I got a little distracted while waiting on the doctor because my toddler was busy digging in the trash, looking for outlets, climbing on chairs and trying to open every drawer in the room. So, I forgot all about the shots until the doctor entered the room. My previously fine daughter then pounced on me unexpectedly, clinging to my hair for dear life and cried out, “HELP ME, MOMMY! Tell her I don’t need shots today!”
Again, I did my best to distract her by holding her hand as I corralled the baby by wrapping my leg around his waist. He was less pleased than my daughter. She behaved very well with each little thing the doctor did and I think she was starting to believe that things would turn out her way until the doctor whispered, “She’s starting school in the fall so we do have a few shots that she needs before she can register.”
Cut back to her screaming bloody murder and crying huge crocodile tears. For some reason, this made her OLDER brother freak out and decide that he was going to bust out of that room until the shots were over (why he chose this precise moment to have sympathy for his sister is beyond me) and it made her little brother start to cry because he couldn’t figure out why everyone else was crying. (This is before the nurse ever came in with shots, mind you – a slightly premature freak out on everyone’s part except for mommy, who is still trying to keep toddler in check by yanking him away from the socket with my big toe, which fortunately turned out to be very strong).
Finally, the nurse came in, shots were administered, and everyone calmed down when they all realized that things weren’t quite as bad as they had imagined. My daughter was actually pretty proud of her Spongebob bandaids which covered her 3 little injection sites and I’m sure will be showing them off to everyone today at school so that they too can see how tragically brave she was. And, as expected, she walked very slowly to the waiting room and out of the exit while telling everyone who made eye contact with her that she could barely walk because she had to get shots.
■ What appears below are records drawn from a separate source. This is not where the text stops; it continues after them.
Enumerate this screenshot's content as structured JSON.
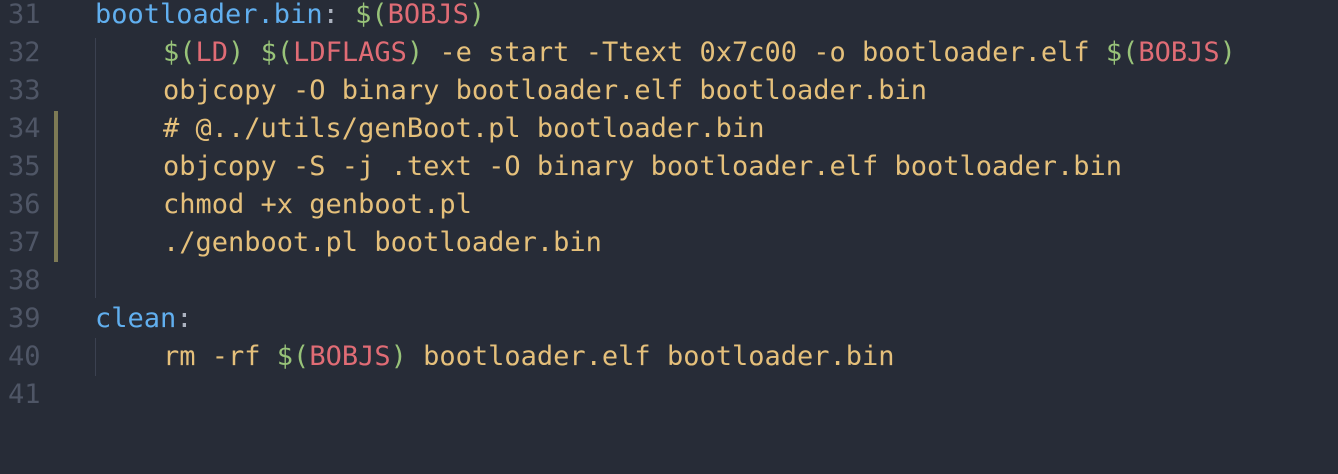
{
  "editor": {
    "lines": [
      {
        "num": "31",
        "parts": [
          {
            "t": "bootloader.bin",
            "c": "target"
          },
          {
            "t": ": ",
            "c": "punct"
          },
          {
            "t": "$(",
            "c": "dollar"
          },
          {
            "t": "BOBJS",
            "c": "var"
          },
          {
            "t": ")",
            "c": "dollar"
          }
        ]
      },
      {
        "num": "32",
        "indent": true,
        "parts": [
          {
            "t": "$(",
            "c": "dollar"
          },
          {
            "t": "LD",
            "c": "var"
          },
          {
            "t": ")",
            "c": "dollar"
          },
          {
            "t": " ",
            "c": "cmd"
          },
          {
            "t": "$(",
            "c": "dollar"
          },
          {
            "t": "LDFLAGS",
            "c": "var"
          },
          {
            "t": ")",
            "c": "dollar"
          },
          {
            "t": " -e start -Ttext 0x7c00 -o bootloader.elf ",
            "c": "cmd"
          },
          {
            "t": "$(",
            "c": "dollar"
          },
          {
            "t": "BOBJS",
            "c": "var"
          },
          {
            "t": ")",
            "c": "dollar"
          }
        ]
      },
      {
        "num": "33",
        "indent": true,
        "parts": [
          {
            "t": "objcopy -O binary bootloader.elf bootloader.bin",
            "c": "cmd"
          }
        ]
      },
      {
        "num": "34",
        "indent": true,
        "parts": [
          {
            "t": "# @../utils/genBoot.pl bootloader.bin",
            "c": "comment"
          }
        ]
      },
      {
        "num": "35",
        "indent": true,
        "parts": [
          {
            "t": "objcopy -S -j .text -O binary bootloader.elf bootloader.bin",
            "c": "cmd"
          }
        ]
      },
      {
        "num": "36",
        "indent": true,
        "parts": [
          {
            "t": "chmod +x genboot.pl",
            "c": "cmd"
          }
        ]
      },
      {
        "num": "37",
        "indent": true,
        "parts": [
          {
            "t": "./genboot.pl bootloader.bin",
            "c": "cmd"
          }
        ]
      },
      {
        "num": "38",
        "parts": []
      },
      {
        "num": "39",
        "parts": [
          {
            "t": "clean",
            "c": "target"
          },
          {
            "t": ":",
            "c": "punct"
          }
        ]
      },
      {
        "num": "40",
        "indent": true,
        "parts": [
          {
            "t": "rm -rf ",
            "c": "cmd"
          },
          {
            "t": "$(",
            "c": "dollar"
          },
          {
            "t": "BOBJS",
            "c": "var"
          },
          {
            "t": ")",
            "c": "dollar"
          },
          {
            "t": " bootloader.elf bootloader.bin",
            "c": "cmd"
          }
        ]
      },
      {
        "num": "41",
        "parts": []
      }
    ]
  },
  "colors": {
    "background": "#272c37",
    "line_number": "#4f5666",
    "target": "#61afef",
    "variable": "#e06c75",
    "dollar_paren": "#98c379",
    "text": "#e5c07b",
    "modified_marker": "#7d7a55"
  }
}
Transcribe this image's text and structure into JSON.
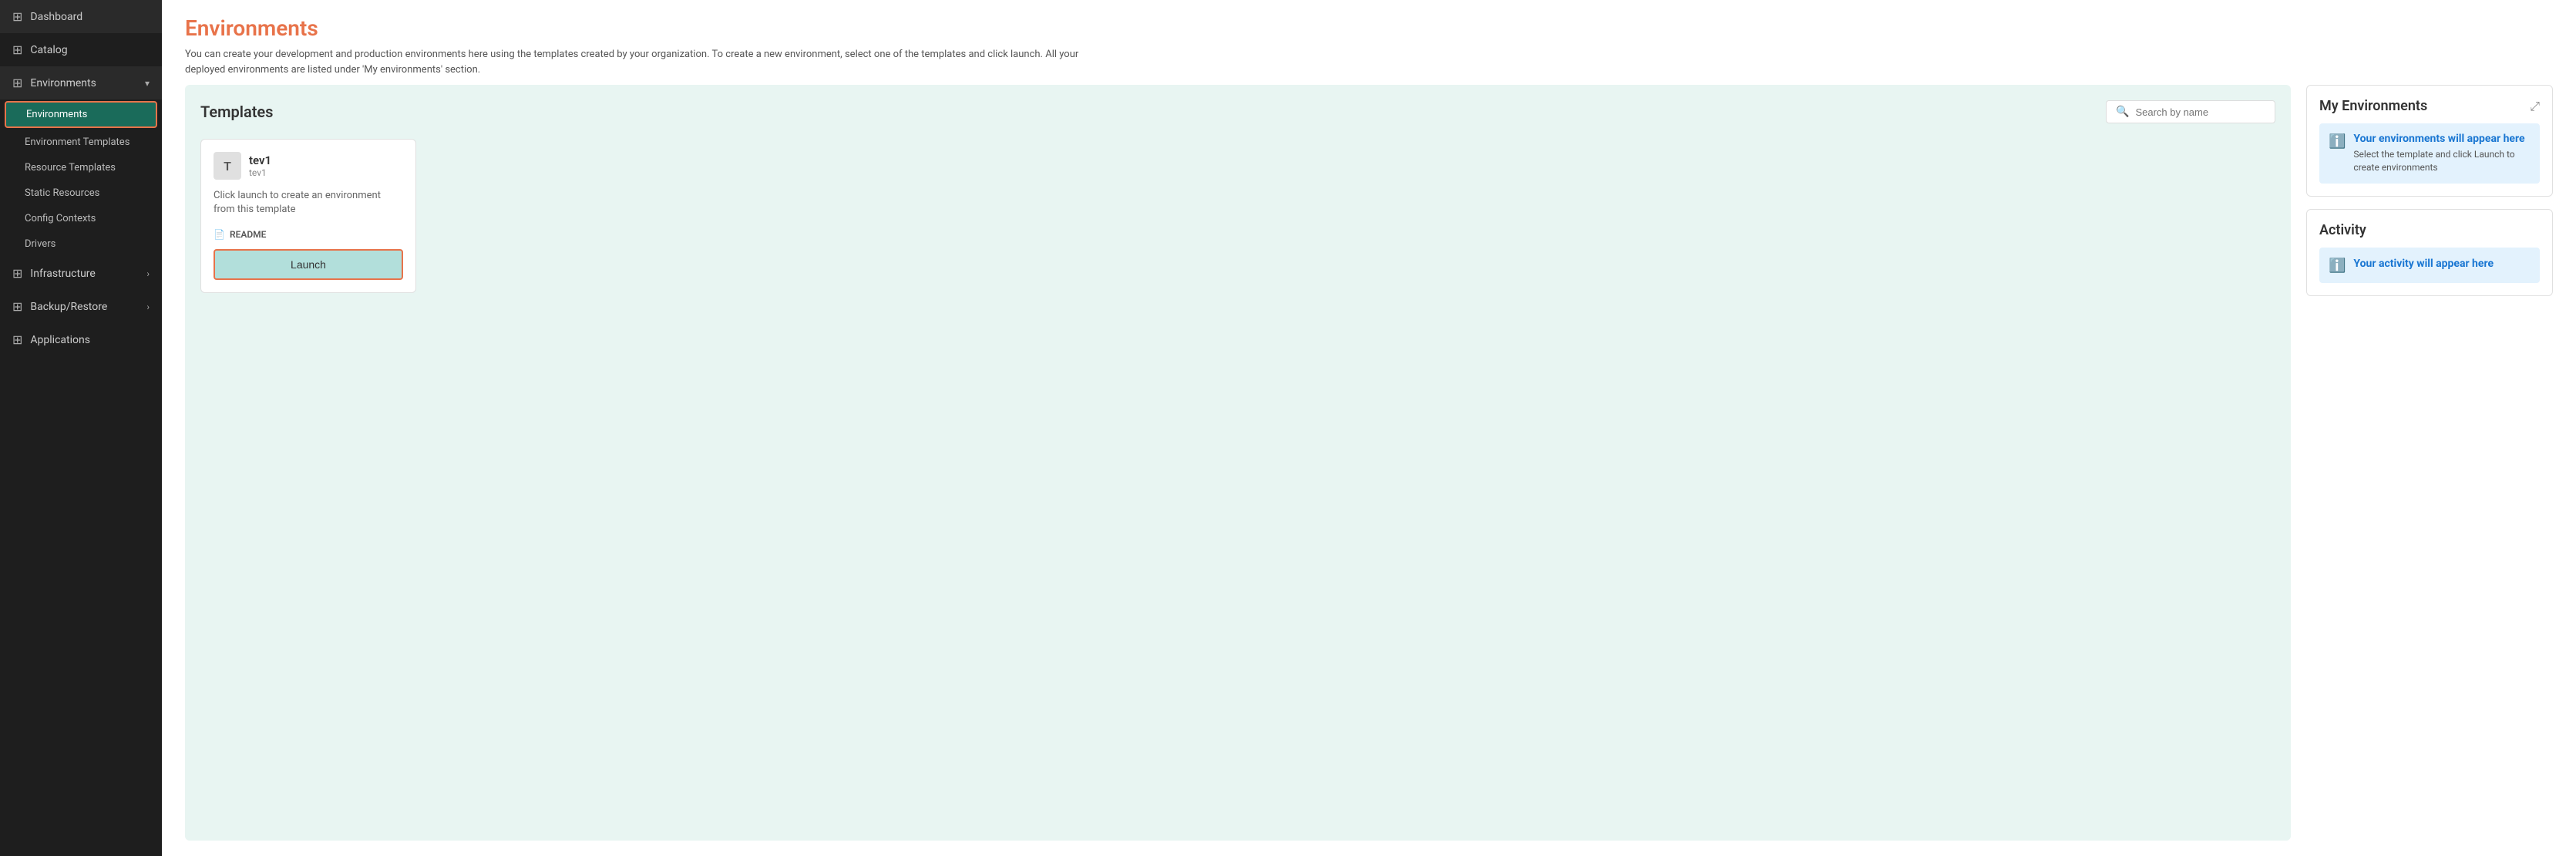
{
  "sidebar": {
    "items": [
      {
        "id": "dashboard",
        "label": "Dashboard",
        "icon": "⊞",
        "hasChildren": false
      },
      {
        "id": "catalog",
        "label": "Catalog",
        "icon": "⊞",
        "hasChildren": false
      },
      {
        "id": "environments",
        "label": "Environments",
        "icon": "⊞",
        "hasChildren": true,
        "children": [
          {
            "id": "environments-sub",
            "label": "Environments",
            "active": true
          },
          {
            "id": "environment-templates",
            "label": "Environment Templates"
          },
          {
            "id": "resource-templates",
            "label": "Resource Templates"
          },
          {
            "id": "static-resources",
            "label": "Static Resources"
          },
          {
            "id": "config-contexts",
            "label": "Config Contexts"
          },
          {
            "id": "drivers",
            "label": "Drivers"
          }
        ]
      },
      {
        "id": "infrastructure",
        "label": "Infrastructure",
        "icon": "⊞",
        "hasChevron": true
      },
      {
        "id": "backup-restore",
        "label": "Backup/Restore",
        "icon": "⊞",
        "hasChevron": true
      },
      {
        "id": "applications",
        "label": "Applications",
        "icon": "⊞"
      }
    ]
  },
  "page": {
    "title": "Environments",
    "description": "You can create your development and production environments here using the templates created by your organization. To create a new environment, select one of the templates and click launch. All your deployed environments are listed under 'My environments' section."
  },
  "templates_panel": {
    "title": "Templates",
    "search_placeholder": "Search by name",
    "cards": [
      {
        "avatar_letter": "T",
        "name": "tev1",
        "sub": "tev1",
        "description": "Click launch to create an environment from this template",
        "readme_label": "README",
        "launch_label": "Launch"
      }
    ]
  },
  "my_environments": {
    "title": "My Environments",
    "expand_icon": "⤢",
    "empty_title": "Your environments will appear here",
    "empty_subtitle": "Select the template and click Launch to create environments"
  },
  "activity": {
    "title": "Activity",
    "empty_title": "Your activity will appear here"
  }
}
Who knows when this drama will end, but I am hoping that year 6 will bring along a girl who doesn’t scream like she is being tortured to the very brink of death over minimal shots and “finger pokes”. At least I know what to expect at this point. She’s a drama queen and just playing her role in life. Nothing a little smoothie from McDonald’s can’t fix! 🙂